● **Dataset**:
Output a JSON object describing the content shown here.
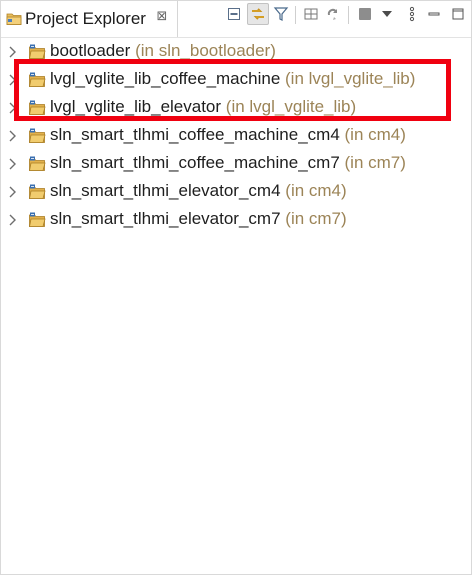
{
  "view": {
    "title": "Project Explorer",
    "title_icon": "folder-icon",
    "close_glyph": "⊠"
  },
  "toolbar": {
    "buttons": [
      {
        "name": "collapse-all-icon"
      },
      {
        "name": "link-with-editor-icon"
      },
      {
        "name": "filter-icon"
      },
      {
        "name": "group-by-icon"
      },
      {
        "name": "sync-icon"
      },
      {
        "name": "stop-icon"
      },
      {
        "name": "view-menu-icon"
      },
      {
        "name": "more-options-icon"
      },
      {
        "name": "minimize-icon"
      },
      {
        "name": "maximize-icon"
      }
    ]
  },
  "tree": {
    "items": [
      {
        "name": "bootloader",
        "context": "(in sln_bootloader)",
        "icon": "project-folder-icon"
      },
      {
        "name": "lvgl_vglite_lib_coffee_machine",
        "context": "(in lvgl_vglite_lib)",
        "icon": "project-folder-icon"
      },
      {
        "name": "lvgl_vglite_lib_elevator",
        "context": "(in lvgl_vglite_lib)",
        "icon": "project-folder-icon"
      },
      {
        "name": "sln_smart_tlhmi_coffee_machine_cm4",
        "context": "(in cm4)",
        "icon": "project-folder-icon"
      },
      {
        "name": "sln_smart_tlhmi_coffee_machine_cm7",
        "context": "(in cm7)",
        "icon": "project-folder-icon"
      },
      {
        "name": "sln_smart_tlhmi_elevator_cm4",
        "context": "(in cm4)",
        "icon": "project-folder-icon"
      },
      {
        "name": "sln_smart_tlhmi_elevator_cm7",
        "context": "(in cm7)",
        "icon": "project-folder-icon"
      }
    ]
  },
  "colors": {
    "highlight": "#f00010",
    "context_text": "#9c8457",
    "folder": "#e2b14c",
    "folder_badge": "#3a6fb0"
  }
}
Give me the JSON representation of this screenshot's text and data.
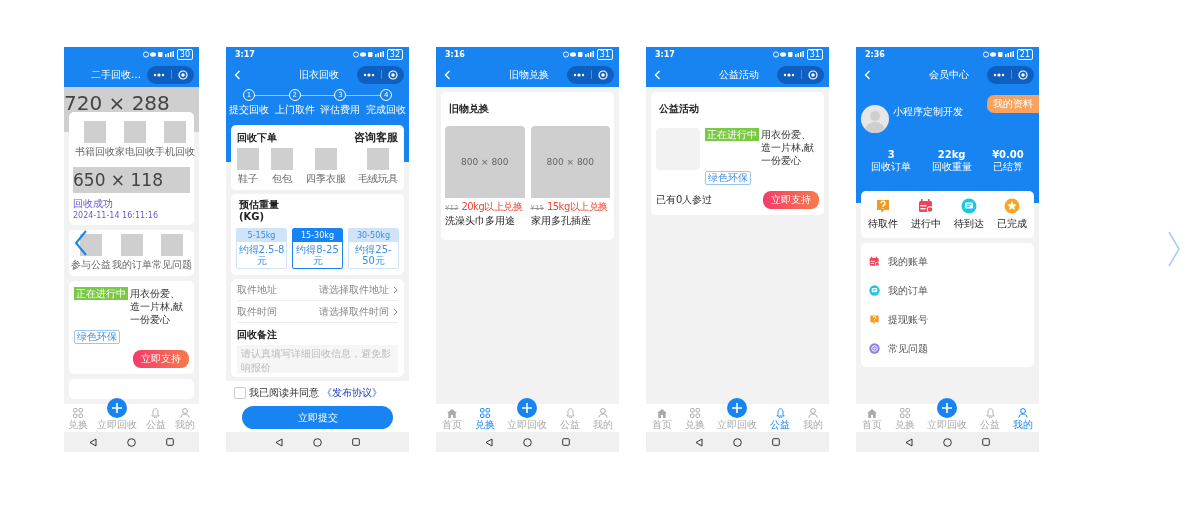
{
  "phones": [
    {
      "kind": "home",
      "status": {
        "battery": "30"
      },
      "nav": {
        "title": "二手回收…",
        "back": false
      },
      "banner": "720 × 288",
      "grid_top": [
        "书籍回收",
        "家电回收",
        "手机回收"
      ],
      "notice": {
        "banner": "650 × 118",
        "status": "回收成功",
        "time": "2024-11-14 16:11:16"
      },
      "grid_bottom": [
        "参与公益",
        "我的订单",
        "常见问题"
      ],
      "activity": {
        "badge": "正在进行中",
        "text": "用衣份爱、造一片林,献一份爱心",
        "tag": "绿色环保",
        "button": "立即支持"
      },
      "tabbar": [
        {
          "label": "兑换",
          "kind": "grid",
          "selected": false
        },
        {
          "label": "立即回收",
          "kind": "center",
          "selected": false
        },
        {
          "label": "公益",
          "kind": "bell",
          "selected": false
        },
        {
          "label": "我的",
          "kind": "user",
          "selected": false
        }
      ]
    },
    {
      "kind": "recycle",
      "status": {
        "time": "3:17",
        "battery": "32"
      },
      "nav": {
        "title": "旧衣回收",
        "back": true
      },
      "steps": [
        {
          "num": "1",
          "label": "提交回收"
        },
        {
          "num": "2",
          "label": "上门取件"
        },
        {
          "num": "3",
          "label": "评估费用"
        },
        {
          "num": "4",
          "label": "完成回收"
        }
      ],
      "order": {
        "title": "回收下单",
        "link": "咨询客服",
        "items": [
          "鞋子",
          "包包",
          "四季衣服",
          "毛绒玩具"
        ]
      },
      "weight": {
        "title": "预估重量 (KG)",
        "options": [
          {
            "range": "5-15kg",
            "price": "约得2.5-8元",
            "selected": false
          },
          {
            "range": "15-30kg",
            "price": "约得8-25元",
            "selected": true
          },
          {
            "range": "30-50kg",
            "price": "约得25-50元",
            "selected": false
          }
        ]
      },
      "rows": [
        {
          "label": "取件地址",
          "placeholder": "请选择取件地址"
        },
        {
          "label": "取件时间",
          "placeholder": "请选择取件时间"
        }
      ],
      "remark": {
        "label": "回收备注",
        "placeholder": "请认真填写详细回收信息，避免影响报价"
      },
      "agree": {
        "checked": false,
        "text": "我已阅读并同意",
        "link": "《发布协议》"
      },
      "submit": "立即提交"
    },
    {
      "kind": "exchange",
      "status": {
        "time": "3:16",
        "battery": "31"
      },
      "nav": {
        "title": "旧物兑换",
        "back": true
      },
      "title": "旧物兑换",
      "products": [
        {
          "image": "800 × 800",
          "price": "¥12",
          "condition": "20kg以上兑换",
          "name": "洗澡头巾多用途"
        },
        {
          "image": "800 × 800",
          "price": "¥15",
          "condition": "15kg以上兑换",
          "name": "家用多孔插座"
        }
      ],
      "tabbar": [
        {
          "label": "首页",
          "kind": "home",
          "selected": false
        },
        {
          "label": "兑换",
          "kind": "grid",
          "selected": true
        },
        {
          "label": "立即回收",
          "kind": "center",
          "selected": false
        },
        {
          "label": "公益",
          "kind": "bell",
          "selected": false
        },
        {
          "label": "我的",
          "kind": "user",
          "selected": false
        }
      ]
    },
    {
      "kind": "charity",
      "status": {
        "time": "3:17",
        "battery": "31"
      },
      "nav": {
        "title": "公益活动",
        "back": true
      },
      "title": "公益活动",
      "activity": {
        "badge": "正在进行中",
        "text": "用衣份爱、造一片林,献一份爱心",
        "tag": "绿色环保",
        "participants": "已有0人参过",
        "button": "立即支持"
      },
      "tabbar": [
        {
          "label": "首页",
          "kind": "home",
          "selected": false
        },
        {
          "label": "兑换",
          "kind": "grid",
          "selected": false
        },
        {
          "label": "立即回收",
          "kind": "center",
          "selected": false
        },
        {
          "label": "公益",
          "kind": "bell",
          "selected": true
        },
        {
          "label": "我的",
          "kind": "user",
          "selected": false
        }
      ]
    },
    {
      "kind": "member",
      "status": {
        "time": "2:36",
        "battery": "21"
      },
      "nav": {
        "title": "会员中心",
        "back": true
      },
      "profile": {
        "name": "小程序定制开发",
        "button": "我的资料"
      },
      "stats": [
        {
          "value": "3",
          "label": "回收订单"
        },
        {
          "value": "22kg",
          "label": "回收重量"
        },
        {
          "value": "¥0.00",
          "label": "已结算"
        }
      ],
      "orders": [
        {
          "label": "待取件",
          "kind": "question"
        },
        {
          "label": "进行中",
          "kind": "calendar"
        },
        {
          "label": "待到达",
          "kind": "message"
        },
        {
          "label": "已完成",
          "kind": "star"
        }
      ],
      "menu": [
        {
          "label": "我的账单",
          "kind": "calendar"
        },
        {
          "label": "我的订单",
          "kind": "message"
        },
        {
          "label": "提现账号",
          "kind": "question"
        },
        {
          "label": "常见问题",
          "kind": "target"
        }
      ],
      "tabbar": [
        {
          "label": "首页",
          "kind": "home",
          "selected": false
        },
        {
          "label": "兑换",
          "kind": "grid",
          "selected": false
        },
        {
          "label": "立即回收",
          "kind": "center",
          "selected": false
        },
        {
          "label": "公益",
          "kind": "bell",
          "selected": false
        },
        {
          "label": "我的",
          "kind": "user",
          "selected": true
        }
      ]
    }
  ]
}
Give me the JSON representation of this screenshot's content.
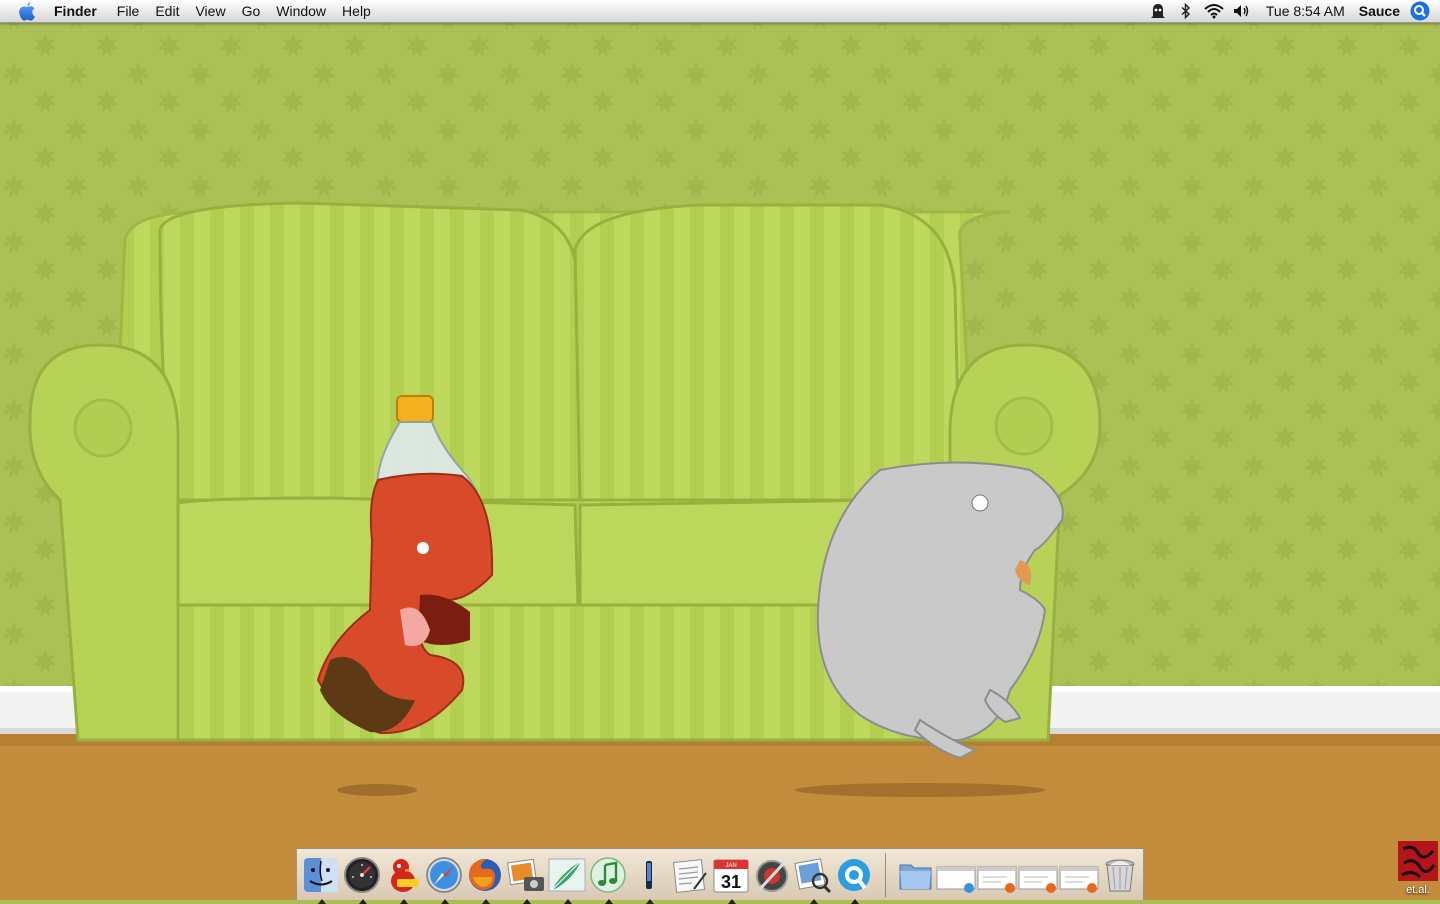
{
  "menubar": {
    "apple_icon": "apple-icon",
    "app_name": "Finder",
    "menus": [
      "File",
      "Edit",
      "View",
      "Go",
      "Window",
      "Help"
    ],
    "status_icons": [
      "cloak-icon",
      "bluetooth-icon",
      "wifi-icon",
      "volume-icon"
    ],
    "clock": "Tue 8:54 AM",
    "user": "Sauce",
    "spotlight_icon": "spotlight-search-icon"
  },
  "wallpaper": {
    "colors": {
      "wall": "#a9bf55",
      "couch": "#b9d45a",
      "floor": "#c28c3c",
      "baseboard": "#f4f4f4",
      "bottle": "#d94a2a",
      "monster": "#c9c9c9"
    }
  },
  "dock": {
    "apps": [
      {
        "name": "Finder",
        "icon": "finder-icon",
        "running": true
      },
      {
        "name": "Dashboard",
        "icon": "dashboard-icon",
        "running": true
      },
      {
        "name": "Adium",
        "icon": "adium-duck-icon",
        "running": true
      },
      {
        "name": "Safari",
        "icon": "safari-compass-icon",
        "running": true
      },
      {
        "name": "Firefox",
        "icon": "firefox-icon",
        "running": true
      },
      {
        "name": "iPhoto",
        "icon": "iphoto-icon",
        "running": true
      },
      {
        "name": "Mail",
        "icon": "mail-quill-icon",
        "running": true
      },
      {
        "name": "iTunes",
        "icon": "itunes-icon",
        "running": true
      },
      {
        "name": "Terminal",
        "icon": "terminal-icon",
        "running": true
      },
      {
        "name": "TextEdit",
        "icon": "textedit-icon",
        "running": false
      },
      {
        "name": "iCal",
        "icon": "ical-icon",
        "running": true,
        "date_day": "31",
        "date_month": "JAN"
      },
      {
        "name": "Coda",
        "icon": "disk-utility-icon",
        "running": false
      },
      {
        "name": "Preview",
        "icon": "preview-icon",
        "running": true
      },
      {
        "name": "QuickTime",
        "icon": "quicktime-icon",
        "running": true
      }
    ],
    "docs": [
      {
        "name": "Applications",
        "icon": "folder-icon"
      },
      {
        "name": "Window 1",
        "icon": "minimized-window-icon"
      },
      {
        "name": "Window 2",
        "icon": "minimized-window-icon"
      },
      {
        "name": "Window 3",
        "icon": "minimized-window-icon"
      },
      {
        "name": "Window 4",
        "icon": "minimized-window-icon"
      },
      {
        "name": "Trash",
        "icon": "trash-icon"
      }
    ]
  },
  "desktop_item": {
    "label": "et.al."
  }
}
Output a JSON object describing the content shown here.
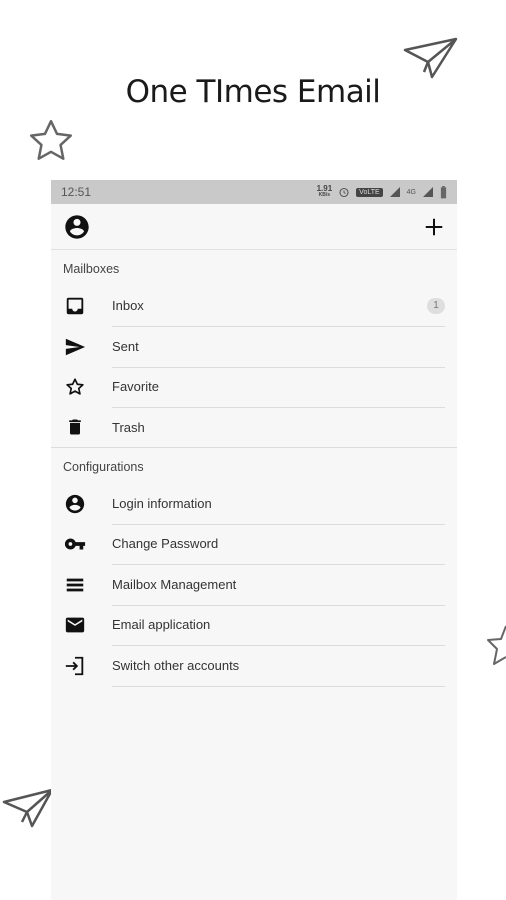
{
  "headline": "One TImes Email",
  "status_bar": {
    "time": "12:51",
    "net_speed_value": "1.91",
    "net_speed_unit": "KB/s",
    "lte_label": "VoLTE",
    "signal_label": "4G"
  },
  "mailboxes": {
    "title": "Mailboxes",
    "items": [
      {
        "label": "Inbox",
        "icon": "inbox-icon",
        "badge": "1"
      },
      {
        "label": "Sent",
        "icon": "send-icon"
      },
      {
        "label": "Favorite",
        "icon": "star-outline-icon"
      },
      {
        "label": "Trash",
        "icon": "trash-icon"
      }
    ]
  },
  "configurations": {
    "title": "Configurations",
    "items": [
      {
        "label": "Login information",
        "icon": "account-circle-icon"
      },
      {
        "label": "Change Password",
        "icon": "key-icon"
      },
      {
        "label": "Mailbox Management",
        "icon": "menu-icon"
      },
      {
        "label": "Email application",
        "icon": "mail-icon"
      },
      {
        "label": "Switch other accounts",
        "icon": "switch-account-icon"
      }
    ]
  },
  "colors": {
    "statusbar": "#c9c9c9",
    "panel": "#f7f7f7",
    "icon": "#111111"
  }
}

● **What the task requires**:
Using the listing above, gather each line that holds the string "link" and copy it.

● **Answer below**:
        "name": "link-with-editor-icon"
        "link": "咨询客服",
        "link": "《发布协议》"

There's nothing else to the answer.